Tig and Clay are having breakfast, and Tig asks, sotto voce, if Clay and Gemma got into it. Clay shrugs that Tig doesn't need to know. Tig paces in frustration, then reigns himself in and asks sharply, "What do I need to know, Clay?" What follows is a conversation that should be shown in MBA programs across the land, as it beautifully illustrates how managers can alienate their employees by dismissing their concerns:
CLAY: "I ain't gotta talk to you about my old lady."
TIG: "You don't want to talk about nothin' no more. Ever since we got out, man, I mean, you cut me off. I got no idea what's going on with you."
CLAY: "Jesus Christ, you and fat Elvis. A couple of chicks. What, I marry you too?"
TIG: "Yeah. Sorta. You did. 'Cause I'm the guy at your side [that] steps between you and the shit that tries to kill you. I'm your right hand, Clay."
CLAY: "What do you want, a pat on your back every time you climb on your Dyna? It don't work like that around here, pal."
TIG: "Oh. You know why you're losing this club? Do you? Ain't cause of the drugs. It's 'cause you crawl in there, and you shut those doors, and you lock all of us out."

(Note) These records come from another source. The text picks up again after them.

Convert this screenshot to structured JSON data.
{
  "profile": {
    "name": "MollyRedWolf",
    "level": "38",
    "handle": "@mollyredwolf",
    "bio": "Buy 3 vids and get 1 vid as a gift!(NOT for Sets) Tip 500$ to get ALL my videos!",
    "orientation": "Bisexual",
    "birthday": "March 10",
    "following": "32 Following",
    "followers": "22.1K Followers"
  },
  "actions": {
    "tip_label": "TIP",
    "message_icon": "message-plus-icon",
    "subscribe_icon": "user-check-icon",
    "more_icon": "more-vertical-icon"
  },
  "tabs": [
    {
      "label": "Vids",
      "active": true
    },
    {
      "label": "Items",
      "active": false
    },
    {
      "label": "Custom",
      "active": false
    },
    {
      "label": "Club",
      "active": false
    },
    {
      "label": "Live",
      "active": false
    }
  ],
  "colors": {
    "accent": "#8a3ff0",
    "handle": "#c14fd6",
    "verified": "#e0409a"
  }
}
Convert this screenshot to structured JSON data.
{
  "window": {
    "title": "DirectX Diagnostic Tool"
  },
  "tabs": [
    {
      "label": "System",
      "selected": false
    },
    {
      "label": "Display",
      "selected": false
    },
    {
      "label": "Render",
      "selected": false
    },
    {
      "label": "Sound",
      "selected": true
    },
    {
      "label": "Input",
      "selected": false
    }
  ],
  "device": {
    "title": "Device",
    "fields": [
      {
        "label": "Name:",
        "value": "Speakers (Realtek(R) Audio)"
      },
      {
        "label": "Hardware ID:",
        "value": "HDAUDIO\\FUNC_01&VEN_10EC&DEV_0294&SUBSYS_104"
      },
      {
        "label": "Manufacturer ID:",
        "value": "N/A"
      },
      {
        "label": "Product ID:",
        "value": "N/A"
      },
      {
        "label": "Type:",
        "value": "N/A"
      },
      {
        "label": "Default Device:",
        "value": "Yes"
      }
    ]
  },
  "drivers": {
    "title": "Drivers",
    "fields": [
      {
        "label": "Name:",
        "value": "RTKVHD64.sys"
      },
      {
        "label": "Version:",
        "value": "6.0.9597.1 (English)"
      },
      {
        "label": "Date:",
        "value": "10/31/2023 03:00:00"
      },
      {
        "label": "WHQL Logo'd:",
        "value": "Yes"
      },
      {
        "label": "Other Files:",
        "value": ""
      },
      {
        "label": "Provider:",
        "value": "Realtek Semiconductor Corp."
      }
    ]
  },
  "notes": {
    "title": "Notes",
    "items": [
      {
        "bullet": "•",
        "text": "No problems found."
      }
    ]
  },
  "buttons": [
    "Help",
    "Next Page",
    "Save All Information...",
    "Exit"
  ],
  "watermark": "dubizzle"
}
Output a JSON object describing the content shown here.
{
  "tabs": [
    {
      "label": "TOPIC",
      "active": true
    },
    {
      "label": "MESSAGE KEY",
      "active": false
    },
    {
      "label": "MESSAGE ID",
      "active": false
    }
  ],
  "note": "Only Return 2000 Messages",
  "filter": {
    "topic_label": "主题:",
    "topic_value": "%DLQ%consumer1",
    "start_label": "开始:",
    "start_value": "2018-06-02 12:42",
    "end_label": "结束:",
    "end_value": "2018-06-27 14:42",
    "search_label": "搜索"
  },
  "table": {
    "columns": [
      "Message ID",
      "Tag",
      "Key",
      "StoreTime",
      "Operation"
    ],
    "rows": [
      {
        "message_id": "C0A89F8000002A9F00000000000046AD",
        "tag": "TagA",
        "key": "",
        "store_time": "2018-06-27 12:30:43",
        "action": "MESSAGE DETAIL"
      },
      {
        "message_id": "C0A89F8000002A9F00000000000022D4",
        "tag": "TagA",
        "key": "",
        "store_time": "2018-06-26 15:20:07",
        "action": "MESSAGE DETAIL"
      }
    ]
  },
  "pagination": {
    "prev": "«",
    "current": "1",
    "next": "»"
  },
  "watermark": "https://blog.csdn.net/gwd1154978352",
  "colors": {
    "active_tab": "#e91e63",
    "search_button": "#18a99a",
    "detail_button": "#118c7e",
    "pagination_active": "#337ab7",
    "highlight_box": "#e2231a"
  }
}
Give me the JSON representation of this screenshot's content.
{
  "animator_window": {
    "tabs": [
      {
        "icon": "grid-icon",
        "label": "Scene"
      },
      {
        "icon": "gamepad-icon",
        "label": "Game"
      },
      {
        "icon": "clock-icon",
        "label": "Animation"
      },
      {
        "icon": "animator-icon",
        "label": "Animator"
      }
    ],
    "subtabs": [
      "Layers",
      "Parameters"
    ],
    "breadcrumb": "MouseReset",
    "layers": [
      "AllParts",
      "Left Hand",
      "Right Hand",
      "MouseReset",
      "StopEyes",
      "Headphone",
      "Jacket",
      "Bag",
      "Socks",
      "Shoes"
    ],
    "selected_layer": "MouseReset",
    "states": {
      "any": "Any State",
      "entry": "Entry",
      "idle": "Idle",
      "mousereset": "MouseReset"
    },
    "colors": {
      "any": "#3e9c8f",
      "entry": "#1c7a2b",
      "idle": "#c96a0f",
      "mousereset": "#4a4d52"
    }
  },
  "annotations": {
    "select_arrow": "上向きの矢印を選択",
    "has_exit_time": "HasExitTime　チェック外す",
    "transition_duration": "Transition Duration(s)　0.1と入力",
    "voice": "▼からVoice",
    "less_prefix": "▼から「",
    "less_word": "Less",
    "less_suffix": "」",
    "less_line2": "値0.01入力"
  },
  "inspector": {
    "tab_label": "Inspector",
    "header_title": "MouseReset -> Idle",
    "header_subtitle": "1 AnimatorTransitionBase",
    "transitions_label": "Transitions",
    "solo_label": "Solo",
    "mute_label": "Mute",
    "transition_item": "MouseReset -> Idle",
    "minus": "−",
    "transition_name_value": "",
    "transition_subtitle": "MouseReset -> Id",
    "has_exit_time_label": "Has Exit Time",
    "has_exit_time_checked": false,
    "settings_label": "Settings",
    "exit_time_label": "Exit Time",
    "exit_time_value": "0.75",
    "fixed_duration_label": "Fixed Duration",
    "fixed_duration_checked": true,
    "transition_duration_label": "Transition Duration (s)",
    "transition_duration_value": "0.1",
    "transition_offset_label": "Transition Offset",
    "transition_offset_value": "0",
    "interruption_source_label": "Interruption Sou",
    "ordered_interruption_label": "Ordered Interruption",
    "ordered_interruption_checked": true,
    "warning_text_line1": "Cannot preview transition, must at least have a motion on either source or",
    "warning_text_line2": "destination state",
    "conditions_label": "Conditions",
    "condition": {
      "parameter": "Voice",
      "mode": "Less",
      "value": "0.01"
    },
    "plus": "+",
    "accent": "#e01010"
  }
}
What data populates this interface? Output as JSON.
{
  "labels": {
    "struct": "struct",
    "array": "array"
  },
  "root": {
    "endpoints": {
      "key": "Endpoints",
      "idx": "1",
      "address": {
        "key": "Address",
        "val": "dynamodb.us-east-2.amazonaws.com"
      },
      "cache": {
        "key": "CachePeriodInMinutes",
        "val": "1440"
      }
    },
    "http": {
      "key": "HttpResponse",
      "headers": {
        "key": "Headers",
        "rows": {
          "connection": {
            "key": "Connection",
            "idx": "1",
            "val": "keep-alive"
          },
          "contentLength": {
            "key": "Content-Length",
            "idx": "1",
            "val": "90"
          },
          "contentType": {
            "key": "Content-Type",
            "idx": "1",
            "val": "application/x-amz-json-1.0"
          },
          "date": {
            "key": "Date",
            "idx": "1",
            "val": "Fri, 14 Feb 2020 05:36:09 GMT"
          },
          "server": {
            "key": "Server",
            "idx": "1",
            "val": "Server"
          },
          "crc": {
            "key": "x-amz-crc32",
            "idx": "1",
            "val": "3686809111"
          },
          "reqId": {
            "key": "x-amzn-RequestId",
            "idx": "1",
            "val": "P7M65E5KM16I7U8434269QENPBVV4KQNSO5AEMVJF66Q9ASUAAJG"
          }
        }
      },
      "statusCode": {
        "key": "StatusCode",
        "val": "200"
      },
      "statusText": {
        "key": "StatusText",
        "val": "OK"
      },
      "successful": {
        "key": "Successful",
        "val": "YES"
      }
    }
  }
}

Clay has no reply for that because it's true: he's a wounded animal holed up in his den. But he will die before he concedes that Tig's right, because to Clay, concession equals ceding authority, and right now, leading the club is all Clay's got left. So he watches his strongest remaining supporter in the club walk off.